const resultNodes = result(res, `data.user.${repositoryType}.nodes`, []);
return nodes;

const _writeJSON = (filename, data) => {
const filePath = path.resolve(__dirname, '../app/assets/json', filename);
fs.writeFileSync(filePath, data);
return filePath;

const _getAllProjects = (repositoryType) => {
const queryResult = [];
const queryParam = {
totalResults: 100,
nextId: null
return _recursiveProjectGetter(queryParam, queryResult, repositoryType).
then((data) => _getMergedRepositoryInfo(data, repositoryType));


_getAllProjects('repositories').then((data) => _writeJSON('projects.json', JSON.stringify(data))),
_getAllProjects('contributedRepositories').then((data) => _writeJSON('contributions.json', JSON.stringify(data)))
).then((filepaths) => console.log('updated files', filepaths)).catch((err) => {

To use this script, just run node scripts/projects_updater.js <GITHUB_API_V4_READ_TOKEN>


  1. Login to http://github.com
  2. Open up https://github.com/settings/tokens
  3. Click on Generate new token.
  4. Give these permissions: public_repo, read:user, user:email.
  5. Make sure you copy the token and keep it safe.

Travis CI — Deployment script

I was using webpack to build the final static asset for my website. I am using travis to automate the build whenever we push to the repo. For this I wrote a build script that needs to execute on every push to repo.


set -e # Exit with nonzero exit code if anything fails


function updateProjects {
yarn install &&
node scripts/projects_updater.js ${GITHUB_API_V4_READ_TOKEN} &&
yarn build

function create_all_branches {
# Keep track of where Travis put us.
# We are on a detached head, and we need to be able to go back to it.
local build_head=$(git rev-parse HEAD)

# Fetch all the remote branches.
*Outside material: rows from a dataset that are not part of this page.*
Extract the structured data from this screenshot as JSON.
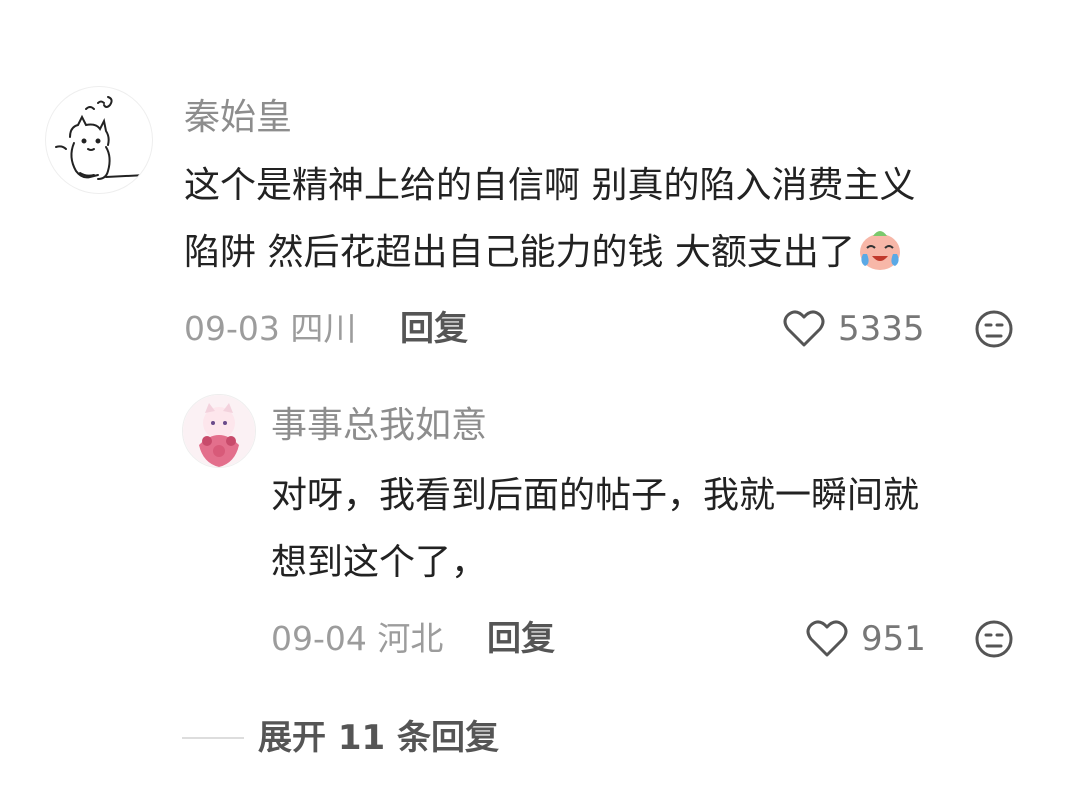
{
  "comment": {
    "username": "秦始皇",
    "text_line1": "这个是精神上给的自信啊 别真的陷入消费主义",
    "text_line2": "陷阱 然后花超出自己能力的钱 大额支出了",
    "emoji": "crying-laughing-emoji",
    "date": "09-03",
    "location": "四川",
    "reply_label": "回复",
    "likes": "5335"
  },
  "reply": {
    "username": "事事总我如意",
    "text_line1": "对呀，我看到后面的帖子，我就一瞬间就",
    "text_line2": "想到这个了，",
    "date": "09-04",
    "location": "河北",
    "reply_label": "回复",
    "likes": "951"
  },
  "expand": {
    "label": "展开 11 条回复"
  },
  "icons": {
    "like": "heart-outline-icon",
    "dislike": "frown-face-icon"
  }
}
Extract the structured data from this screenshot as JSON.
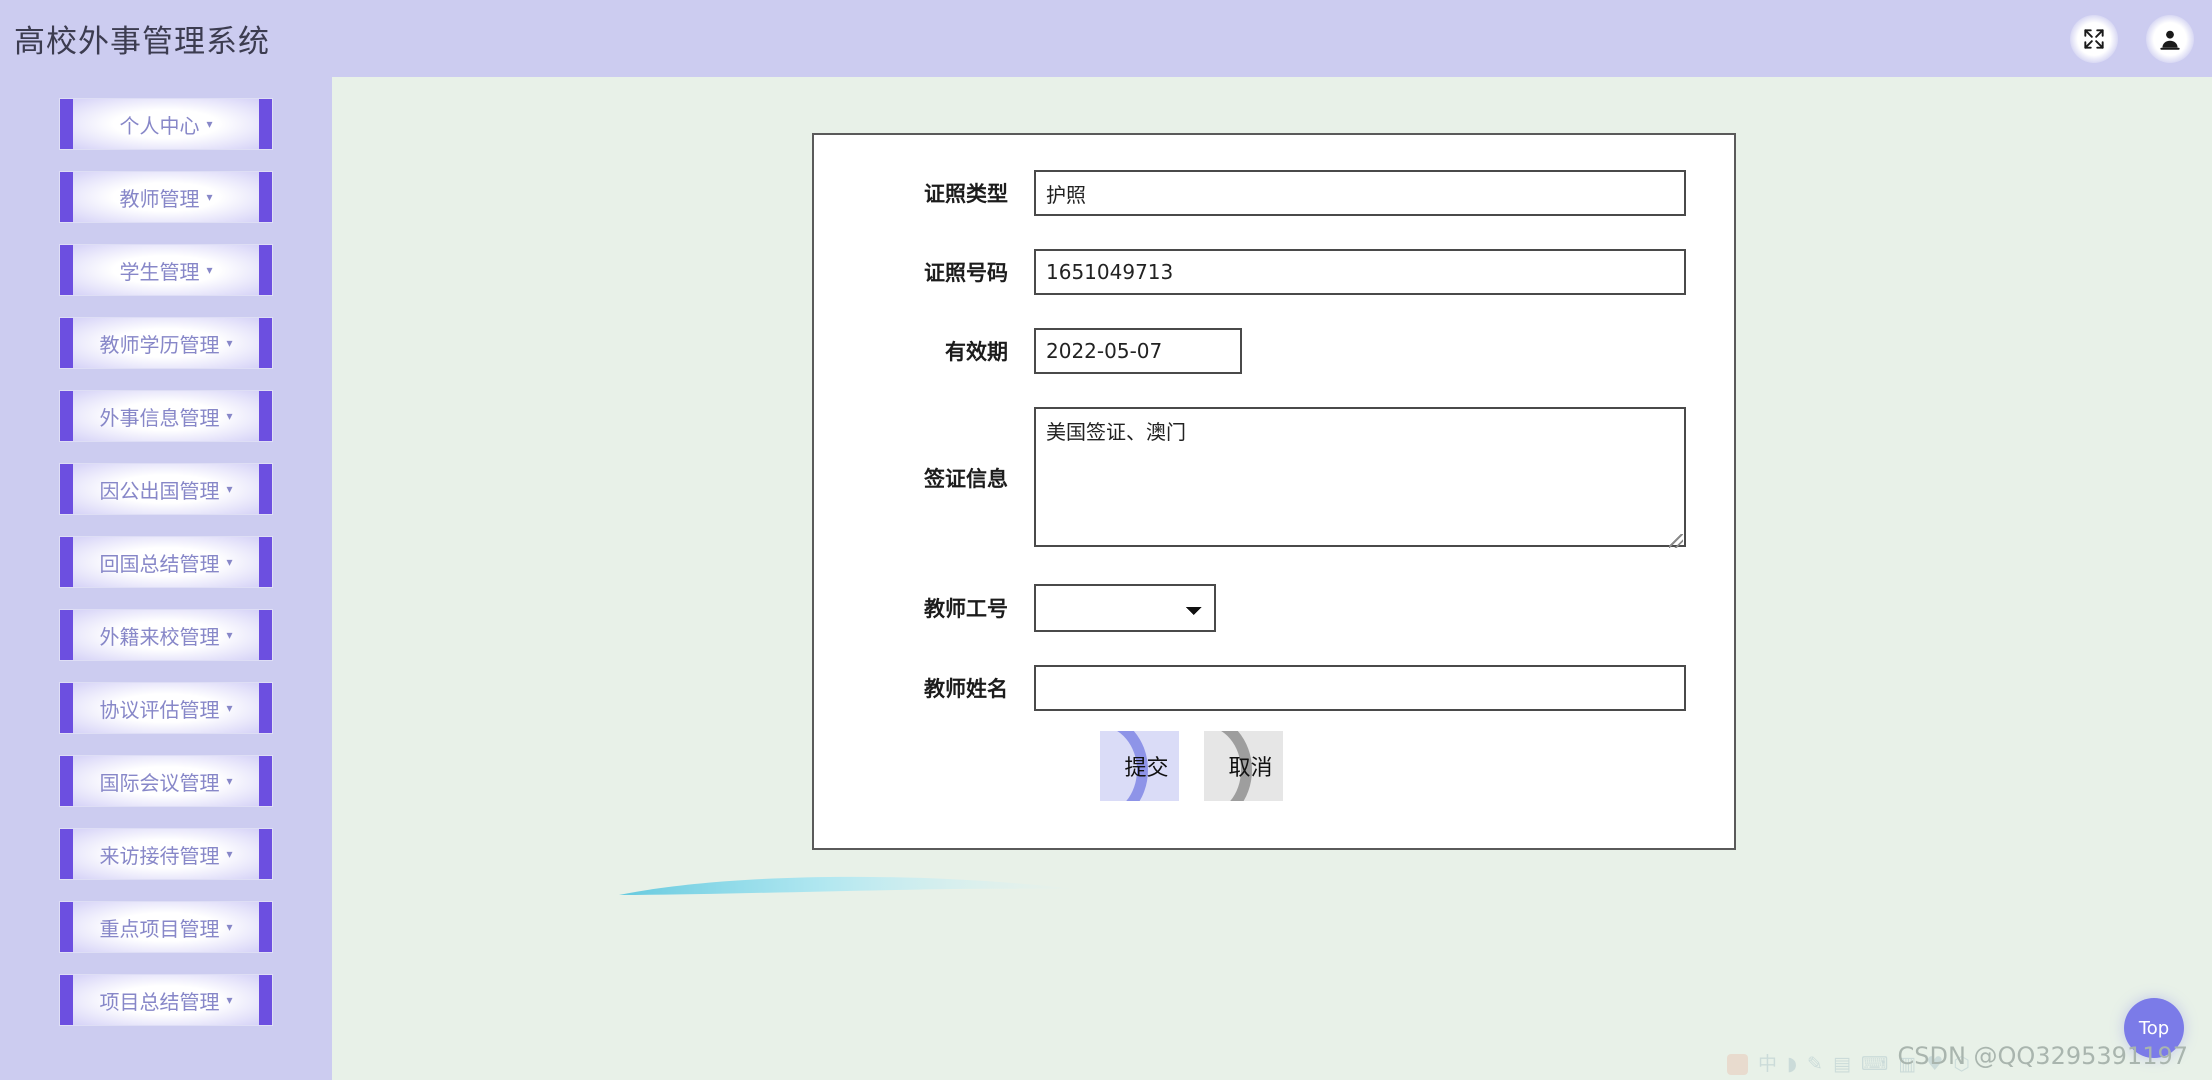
{
  "header": {
    "title": "高校外事管理系统",
    "actions": [
      {
        "name": "fullscreen-icon",
        "label": "全屏"
      },
      {
        "name": "user-icon",
        "label": "用户"
      }
    ]
  },
  "sidebar": {
    "items": [
      {
        "label": "个人中心",
        "caret": "▾"
      },
      {
        "label": "教师管理",
        "caret": "▾"
      },
      {
        "label": "学生管理",
        "caret": "▾"
      },
      {
        "label": "教师学历管理",
        "caret": "▾"
      },
      {
        "label": "外事信息管理",
        "caret": "▾"
      },
      {
        "label": "因公出国管理",
        "caret": "▾"
      },
      {
        "label": "回国总结管理",
        "caret": "▾"
      },
      {
        "label": "外籍来校管理",
        "caret": "▾"
      },
      {
        "label": "协议评估管理",
        "caret": "▾"
      },
      {
        "label": "国际会议管理",
        "caret": "▾"
      },
      {
        "label": "来访接待管理",
        "caret": "▾"
      },
      {
        "label": "重点项目管理",
        "caret": "▾"
      },
      {
        "label": "项目总结管理",
        "caret": "▾"
      }
    ]
  },
  "form": {
    "fields": {
      "cert_type": {
        "label": "证照类型",
        "value": "护照",
        "placeholder": ""
      },
      "cert_number": {
        "label": "证照号码",
        "value": "1651049713",
        "placeholder": ""
      },
      "valid_date": {
        "label": "有效期",
        "value": "2022-05-07",
        "placeholder": ""
      },
      "visa_info": {
        "label": "签证信息",
        "value": "美国签证、澳门",
        "placeholder": ""
      },
      "teacher_id": {
        "label": "教师工号",
        "value": "",
        "placeholder": "",
        "options": [
          ""
        ]
      },
      "teacher_name": {
        "label": "教师姓名",
        "value": "",
        "placeholder": ""
      }
    },
    "buttons": {
      "submit": "提交",
      "cancel": "取消"
    }
  },
  "footer": {
    "top_button": "Top",
    "watermark": "CSDN @QQ3295391197",
    "ime": {
      "items": [
        "中",
        "◗",
        "✎",
        "▤",
        "⌨",
        "▥",
        "♥",
        "⬡"
      ]
    }
  },
  "colors": {
    "header_bg": "#ccccf0",
    "sidebar_bg": "#ccccf0",
    "content_bg": "#e8f1e8",
    "accent_purple": "#6c4fe0",
    "menu_text": "#8787c8",
    "submit_bg": "#dadcf7",
    "cancel_bg": "#e6e6e6",
    "top_btn": "#7b7be8",
    "swoosh": "#9fdff0"
  }
}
Travis clones with `--depth`, which
# implies `--single-branch`, so we need to overwrite remote.origin.fetch to
# do that.
git config --replace-all remote.origin.fetch +refs/heads/*:refs/remotes/origin/*
git fetch
# optionally, we can also fetch the tags
git fetch --tags
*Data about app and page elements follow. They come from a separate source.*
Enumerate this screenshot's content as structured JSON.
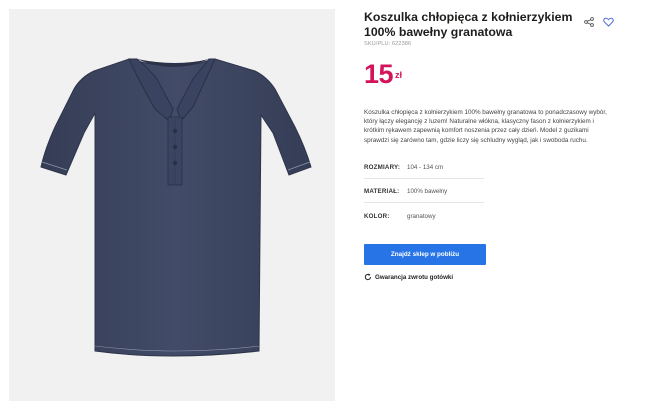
{
  "product": {
    "title": "Koszulka chłopięca z kołnierzykiem 100% bawełny granatowa",
    "sku": "SKU/PLU: 622386",
    "price_value": "15",
    "price_currency": "zł",
    "description": "Koszulka chłopięca z kołnierzykiem 100% bawełny granatowa to ponadczasowy wybór, który łączy elegancję z luzem! Naturalne włókna, klasyczny fason z kołnierzykiem i krótkim rękawem zapewnią komfort noszenia przez cały dzień. Model z guzikami sprawdzi się zarówno tam, gdzie liczy się schludny wygląd, jak i swoboda ruchu.",
    "attributes": [
      {
        "label": "ROZMIARY:",
        "value": "104 - 134 cm"
      },
      {
        "label": "MATERIAŁ:",
        "value": "100% bawełny"
      },
      {
        "label": "KOLOR:",
        "value": "granatowy"
      }
    ],
    "cta_label": "Znajdź sklep w pobliżu",
    "guarantee_label": "Gwarancja zwrotu gotówki"
  },
  "icons": {
    "share": "share-icon",
    "favorite": "heart-icon",
    "guarantee": "refresh-icon"
  },
  "colors": {
    "price": "#d4145a",
    "cta_bg": "#2774e6",
    "shirt": "#3c4560",
    "image_bg": "#f1f1f1"
  }
}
# create the tacking branches
for branch in $(git branch -r|grep -v HEAD) ; do
git checkout -qf ${branch#origin/}

# finally, go back to where we were at the beginning
git checkout ${build_head}

# Variables

git config user.name "Atul R"
git config user.email "atulanand94@gmail.com"

#this is necessary because by default travis only shallow clones the master branch
create_all_branches &&

git checkout $SOURCE_BRANCH

#updating the project by running the build

#copying important assets to a temporary directory
cp -rf bundle ../portfolio_dist

#cleanup before changing the branch
git stash
git clean -fd

git checkout $TARGET_BRANCH
cd ..
echo "removing old dist"
rm -rf ./master-atul.github.io/**
cd master-atul.github.io
echo "copying new dist"
cp -rf ../portfolio_dist/* .
echo "current directory ${pwd}"
ls ../portfolio_dist

git add -A .
set +e
git commit -m "Commit new bundle to ${TARGET_BRANCH}"
set -e

To run the script: bash ./scripts/build.sh

In github we need to keep the final dist on the master branch of the portfolio repo. So the TARGET_BRANCH is the master branch and we keep our uncompiled source code in the SOURCE_BRANCH. My SOURCE_BRANCH is source.

Hence, the flow is we keep our source code in SOURCE_BRANCH and keep pushing any changes that we make there. The travis CI will pick up the source code from SOURCE_BRANCH and then build the static assets and push the final built assets onto TARGET_BRANCH. Github will pick up the code from master branch and will serve our website.

Now I just need to sit back and focus on my work and my portfolio will take care of updating itself 🍷 😎

Hope this helps people create awesome automated portfolios ! Cheers 🍻 🌮

You can see the live example of this at http://atulr.com

Originally published at atulr.com on October 9, 2017.